Two Christian congregations and at least 40 Allentown senior citizens were left without a place to gather after a three-alarm fire Thursday ripped through the roof of the church where they assemble.
The three-alarm blaze began at 4:14 p.m. while workers were on the roof of the church at 631 E. Warrington Ave., Pittsburgh public safety spokeswoman Sonya Toler said.
Ripley & Sons Construction workers hired by Hilltop United Methodist Church told the Rev. Sue Hutchins that something caught fire while they were working on the roof, she said. A news release from Pittsburgh’s public safety department confirmed the blaze was caused by workers who were using propane torches to repair the roof and gutters.
“It’s pretty devastating, but God is bigger than any fire,” said Rev. Hutchins, whose congregation, along with Redeemer On The Mount, and the Allentown Senior Citizen Center are housed in the church.
She said she was working in her house next door when she saw burning material falling from the roof.
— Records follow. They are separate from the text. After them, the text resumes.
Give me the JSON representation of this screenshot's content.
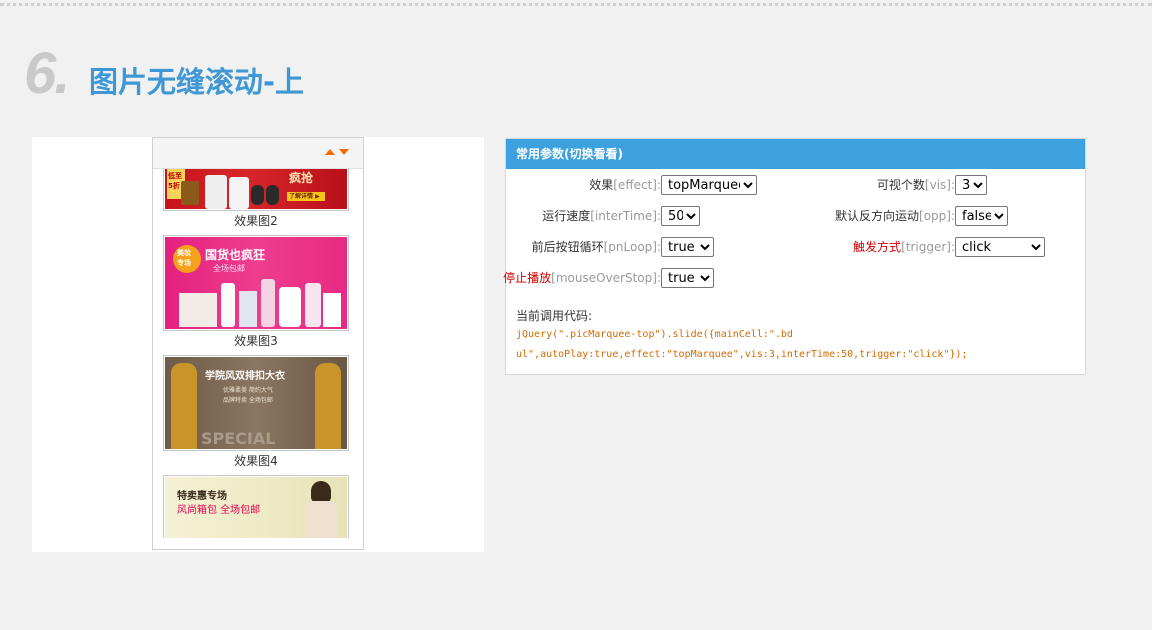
{
  "section": {
    "number": "6.",
    "title": "图片无缝滚动-上"
  },
  "marquee": {
    "items": [
      {
        "caption": "效果图2",
        "ad_lines": [
          "低至",
          "5折",
          "疯抢",
          "了解详情 ▶"
        ]
      },
      {
        "caption": "效果图3",
        "ad_lines": [
          "美妆",
          "专场",
          "国货也疯狂",
          "全场包邮"
        ]
      },
      {
        "caption": "效果图4",
        "ad_lines": [
          "学院风双排扣大衣",
          "优雅柔美 简约大气",
          "品牌特卖 全场包邮",
          "SPECIAL"
        ]
      },
      {
        "caption": "",
        "ad_lines": [
          "特卖惠专场",
          "风尚箱包 全场包邮"
        ]
      }
    ]
  },
  "params": {
    "header": "常用参数(切换看看)",
    "effect": {
      "label": "效果",
      "key": "[effect]:",
      "value": "topMarquee"
    },
    "vis": {
      "label": "可视个数",
      "key": "[vis]:",
      "value": "3"
    },
    "interTime": {
      "label": "运行速度",
      "key": "[interTime]:",
      "value": "50"
    },
    "opp": {
      "label": "默认反方向运动",
      "key": "[opp]:",
      "value": "false"
    },
    "pnLoop": {
      "label": "前后按钮循环",
      "key": "[pnLoop]:",
      "value": "true"
    },
    "trigger": {
      "label": "触发方式",
      "key": "[trigger]:",
      "value": "click"
    },
    "mouseOverStop": {
      "label": "停止播放",
      "key": "[mouseOverStop]:",
      "value": "true"
    },
    "code_label": "当前调用代码:",
    "code_line1": "jQuery(\".picMarquee-top\").slide({mainCell:\".bd",
    "code_line2": "ul\",autoPlay:true,effect:\"topMarquee\",vis:3,interTime:50,trigger:\"click\"});"
  },
  "colors": {
    "accent": "#3ca1dd",
    "title": "#3f98d6",
    "warning_label": "#d40000",
    "code": "#d46a00",
    "arrow": "#f26c00"
  }
}
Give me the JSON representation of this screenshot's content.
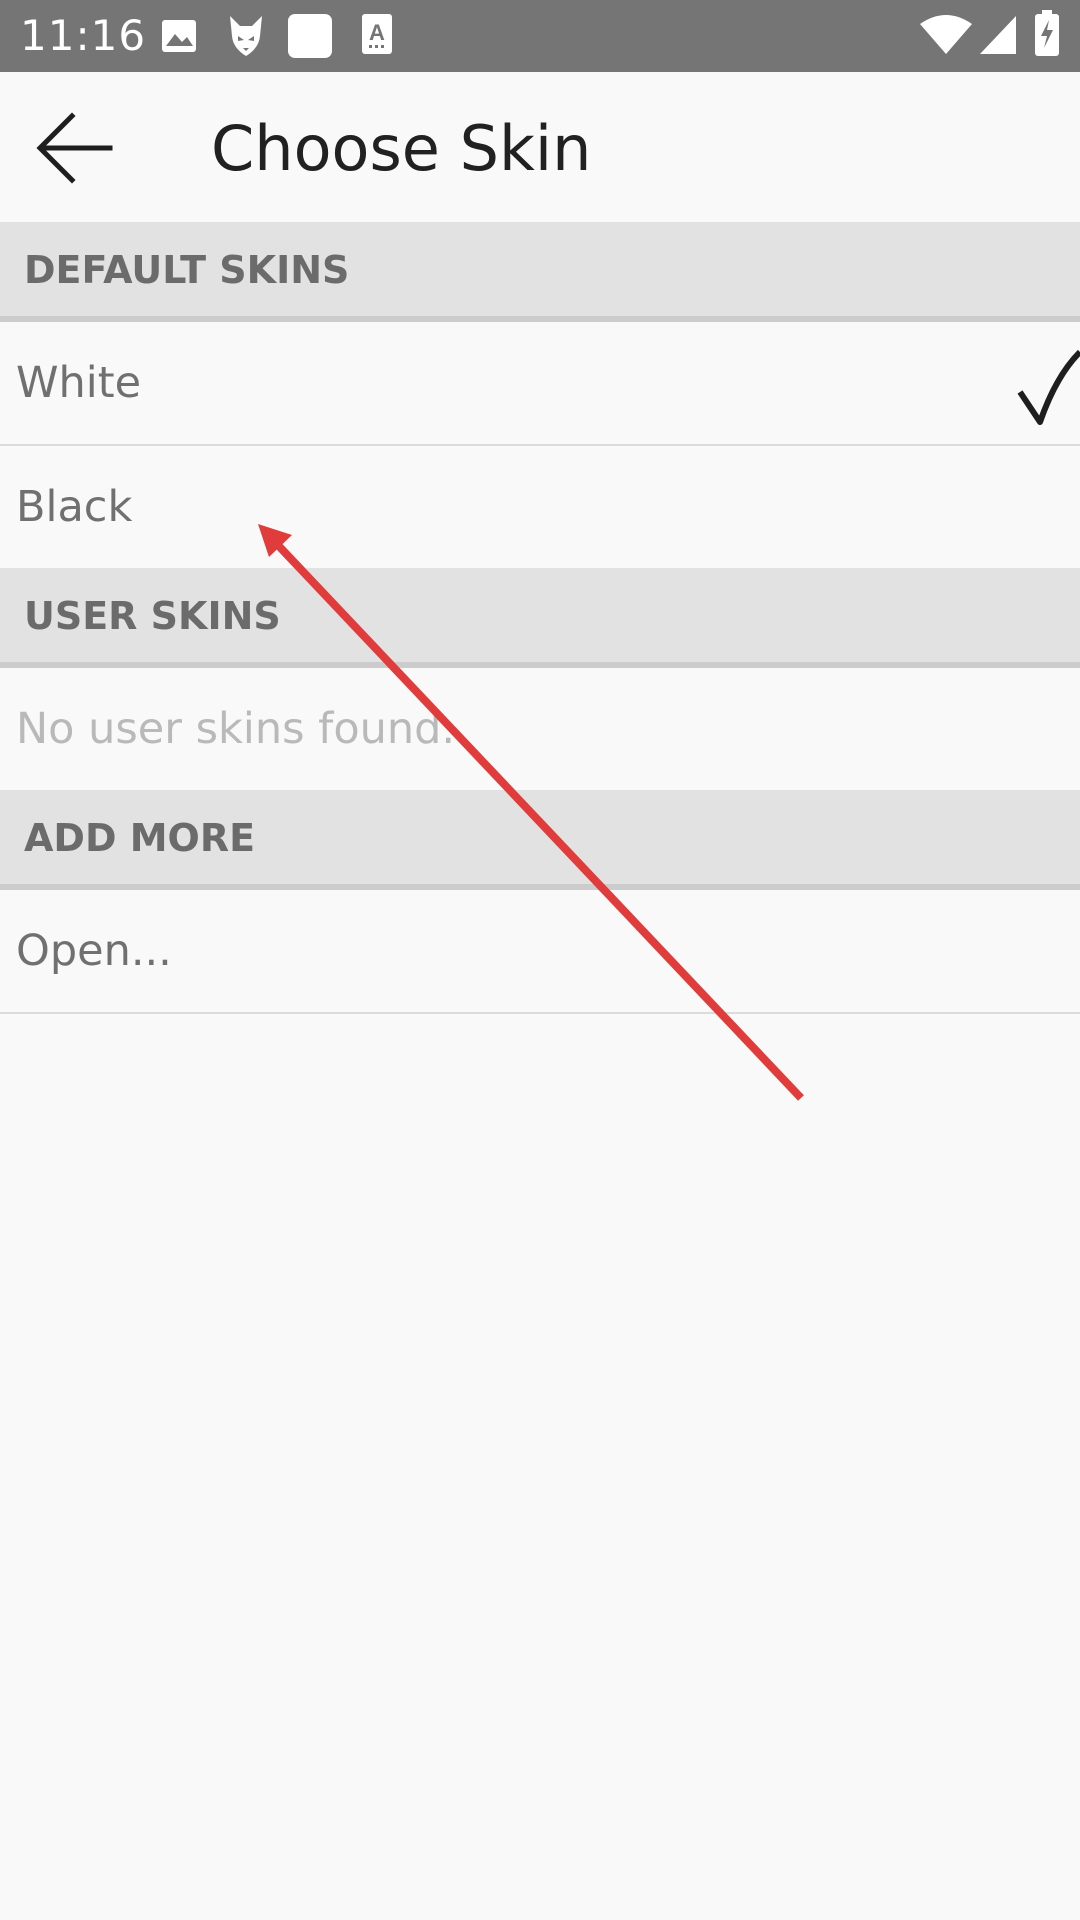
{
  "status_bar": {
    "time": "11:16",
    "left_icons": [
      "image-icon",
      "fox-icon",
      "square-icon",
      "text-a-icon"
    ],
    "right_icons": [
      "wifi-icon",
      "signal-icon",
      "battery-charging-icon"
    ]
  },
  "app_bar": {
    "back_icon": "arrow-left-icon",
    "title": "Choose Skin"
  },
  "sections": {
    "default_skins": {
      "header": "DEFAULT SKINS",
      "items": [
        {
          "label": "White",
          "selected": true
        },
        {
          "label": "Black",
          "selected": false
        }
      ]
    },
    "user_skins": {
      "header": "USER SKINS",
      "empty_text": "No user skins found."
    },
    "add_more": {
      "header": "ADD MORE",
      "items": [
        {
          "label": "Open..."
        }
      ]
    }
  },
  "colors": {
    "status_bar": "#757575",
    "section_header_bg": "#e2e2e2",
    "section_header_text": "#6b6b6b",
    "item_text": "#707070",
    "muted_text": "#b9b9b9",
    "annotation_arrow": "#e03c3c"
  }
}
She then helped ensure that those in the senior center were moved to safety and that the roofers were OK.
A third alarm was called by 5:06 p.m. in deference to firefighters’ safety in Thursday’s steamy weather, Ms. Toler said.
Chief Jones said fires in churches can be “very difficult” to extinguish because of the vaulted ceilings.
Firefighters removed items from the sanctuary that they believed to be of sentimental value to the congregations, such as plaques and items used in religious services, the chief said. But a conservative estimate of the damage was set at $1.5 million, the public safety department said in its release.
“It’s a small step, considering the amount of damage,” he said.
No one was injured in the fire, Ms. Toler said. A roofer hyperventilated but declined care, she said.
Rev. Hutchins said the construction company has done work at the church many times. A message left for Ripley & Sons was not returned Thursday night.
The sanctuary had extensive water damage and the ceiling collapsed in several places, Chief Jones said.
The building will be assessed by the city Bureau of Building Inspection to determine if it needs to be demolished or can be renovated.
City council president Bruce Kraus, whose district includes Allentown, was at the scene and said at least 40 people depend on the senior center every day for programming such as entertainment, socialization and lunch.
The Brashear Association runs the center.
“It’s sort of the heartbeat of Allentown,” Mr. Kraus said of the building, which also hosts community meetings.
First Published August 28, 2014 7:12 PM